Thus the conversation started as I learned that she was also waiting (for relatives to complete their appointments). We made friends and had a lovely chat. There is nothing like sunshine, a good cuppa and nice company to pass the time and cheer one's day, but if that isn't enough to provoke a smile, then it's time for some serious treatment … from the masters of medical mirth …
Our hospital has its own 'Dr Phil' – 'Dr Phil Betta'! He and his colleague had been quietly strumming their ukeleles over lunch. To cheer us up, they proved that they could actually play their ukeleles properly, creating silly renditions of well known tunes, witty one-liners and finishing with a group sing-song to 'Pearly Shells' complete with hula-dancing actions.
Now that helped to cheer me up properly – I still laugh every time I think of them. I agree that 'laughter is the best medicine' and the Clown Doctors do an excellent job at that sort of medicine.
Studies have shown that laughter is good for wellbeing and general health. The Clown Doctors are great practitioners. Even though they mainly visit children, their antics benefit everyone. It was fun watching passers-by, hospital staff and visitors alike, glancing at our singalong; even those who were trying hard to keep a straight face, couldn't help but smile.
Imagine what it was like to be a child. Five minutes felt like five hours. Imagine being stuck in a hospital bed without one's friends and family, unable to play like healthy children, perhaps confined to bed by medical equipment.
Clown Doctors are a great therapy. They help distract the children from their pain and problems, even for a few moments. They can make jokes about the hospital environment and the child can feel like there is someone else who understands them. I was frequently hospitalised as a child and it was lonely at times, especially when my other school friends could not relate to my experiences.
Laughter helps to relieve stress, improve circulation and promotes physical healing.
These Clown Doctors get around too. Even in the blogosphere, Clown Doctors describe their days on their own blog: http://www.humourfoundation.com.au/our-work/clown-doctors/clown-doctors-blog-from-the-wards.html
The Clown Doctors have a sponsored campaign at the moment called 'Clowning For Kids'. They are asking members of the public to "take a silly selfie that would make a kid smile". Pictures uploaded to Instagram or Twitter with the hashtag #ClowningForKids before 2 April will earn a $5 donation to the Clown Doctors.
What a shame there are only two days left of this promotion but that is still time enough to take a picture!
Thank you, Clown Doctors. You certainly made me feel better today!
Here's to Happy (and Healthier) Hospitals!
Links & References
Clown Around for a Good Cause, #ClowningForKids, Commonwealth Bank, March 2015: https://www.commbank.com.au/about-us/sustainability-and-community/community/clown-doctors.html
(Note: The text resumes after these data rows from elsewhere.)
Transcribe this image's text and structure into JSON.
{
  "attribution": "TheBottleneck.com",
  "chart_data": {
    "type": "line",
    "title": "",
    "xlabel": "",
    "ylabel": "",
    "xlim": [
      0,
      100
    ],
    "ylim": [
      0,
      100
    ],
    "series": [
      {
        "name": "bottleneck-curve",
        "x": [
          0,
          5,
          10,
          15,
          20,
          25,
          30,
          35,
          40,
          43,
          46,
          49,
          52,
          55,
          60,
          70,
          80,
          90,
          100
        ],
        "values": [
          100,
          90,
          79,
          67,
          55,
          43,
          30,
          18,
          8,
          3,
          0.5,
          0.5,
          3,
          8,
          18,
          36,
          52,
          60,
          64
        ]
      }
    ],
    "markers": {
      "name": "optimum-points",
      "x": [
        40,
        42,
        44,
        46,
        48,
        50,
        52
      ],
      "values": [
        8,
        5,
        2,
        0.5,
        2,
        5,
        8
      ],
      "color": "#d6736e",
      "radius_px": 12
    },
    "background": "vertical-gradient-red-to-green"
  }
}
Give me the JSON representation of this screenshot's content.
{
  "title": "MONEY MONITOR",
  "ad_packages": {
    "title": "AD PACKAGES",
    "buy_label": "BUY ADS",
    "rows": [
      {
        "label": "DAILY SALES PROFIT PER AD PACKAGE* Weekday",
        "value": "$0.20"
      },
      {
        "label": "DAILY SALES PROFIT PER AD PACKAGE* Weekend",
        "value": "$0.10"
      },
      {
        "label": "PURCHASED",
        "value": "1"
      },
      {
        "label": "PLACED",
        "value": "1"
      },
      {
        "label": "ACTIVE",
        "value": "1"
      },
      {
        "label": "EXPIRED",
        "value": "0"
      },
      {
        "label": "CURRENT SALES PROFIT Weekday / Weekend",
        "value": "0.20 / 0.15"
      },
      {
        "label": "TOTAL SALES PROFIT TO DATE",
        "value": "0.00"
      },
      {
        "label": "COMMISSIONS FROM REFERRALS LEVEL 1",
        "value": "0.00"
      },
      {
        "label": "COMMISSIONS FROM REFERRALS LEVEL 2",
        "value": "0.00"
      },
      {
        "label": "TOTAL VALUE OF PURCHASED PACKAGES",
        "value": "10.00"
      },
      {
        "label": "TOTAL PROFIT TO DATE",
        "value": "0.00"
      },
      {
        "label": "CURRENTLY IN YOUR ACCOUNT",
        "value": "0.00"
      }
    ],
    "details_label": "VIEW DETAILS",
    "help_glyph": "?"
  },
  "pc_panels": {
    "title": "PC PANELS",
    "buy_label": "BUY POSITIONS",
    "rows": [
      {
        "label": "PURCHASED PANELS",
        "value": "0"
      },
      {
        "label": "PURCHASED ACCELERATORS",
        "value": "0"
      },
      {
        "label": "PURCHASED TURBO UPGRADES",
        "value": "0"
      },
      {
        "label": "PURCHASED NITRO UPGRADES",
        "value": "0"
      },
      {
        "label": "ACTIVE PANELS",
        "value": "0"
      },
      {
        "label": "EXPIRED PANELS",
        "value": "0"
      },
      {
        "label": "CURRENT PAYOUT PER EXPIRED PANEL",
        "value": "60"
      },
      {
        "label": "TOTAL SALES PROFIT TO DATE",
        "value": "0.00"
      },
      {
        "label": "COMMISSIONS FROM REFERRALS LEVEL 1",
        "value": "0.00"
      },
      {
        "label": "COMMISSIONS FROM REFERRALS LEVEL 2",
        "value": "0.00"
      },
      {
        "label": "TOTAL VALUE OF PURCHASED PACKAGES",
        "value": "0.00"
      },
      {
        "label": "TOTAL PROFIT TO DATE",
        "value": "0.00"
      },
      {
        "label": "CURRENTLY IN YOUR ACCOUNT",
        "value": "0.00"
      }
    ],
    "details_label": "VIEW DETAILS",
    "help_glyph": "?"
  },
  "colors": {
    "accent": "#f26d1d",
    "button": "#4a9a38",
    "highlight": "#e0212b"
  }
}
Clown Doctors, see also The Humour Foundation: http://www.humourfoundation.com.au/our-work/clown-doctors.html
Clown Doctors blog: http://www.humourfoundation.com.au/our-work/clown-doctors/clown-doctors-blog-from-the-wards.html
The Humour Foundation: http://www.humourfoundation.com.au/
Kotary, Kim, Easy Crochet Wristers, [free crochet pattern], pattern nos. #LW1919 or #WR1919, Red Heart Yarns: http://www.redheart.com/free-patterns/easy-crochet-wristers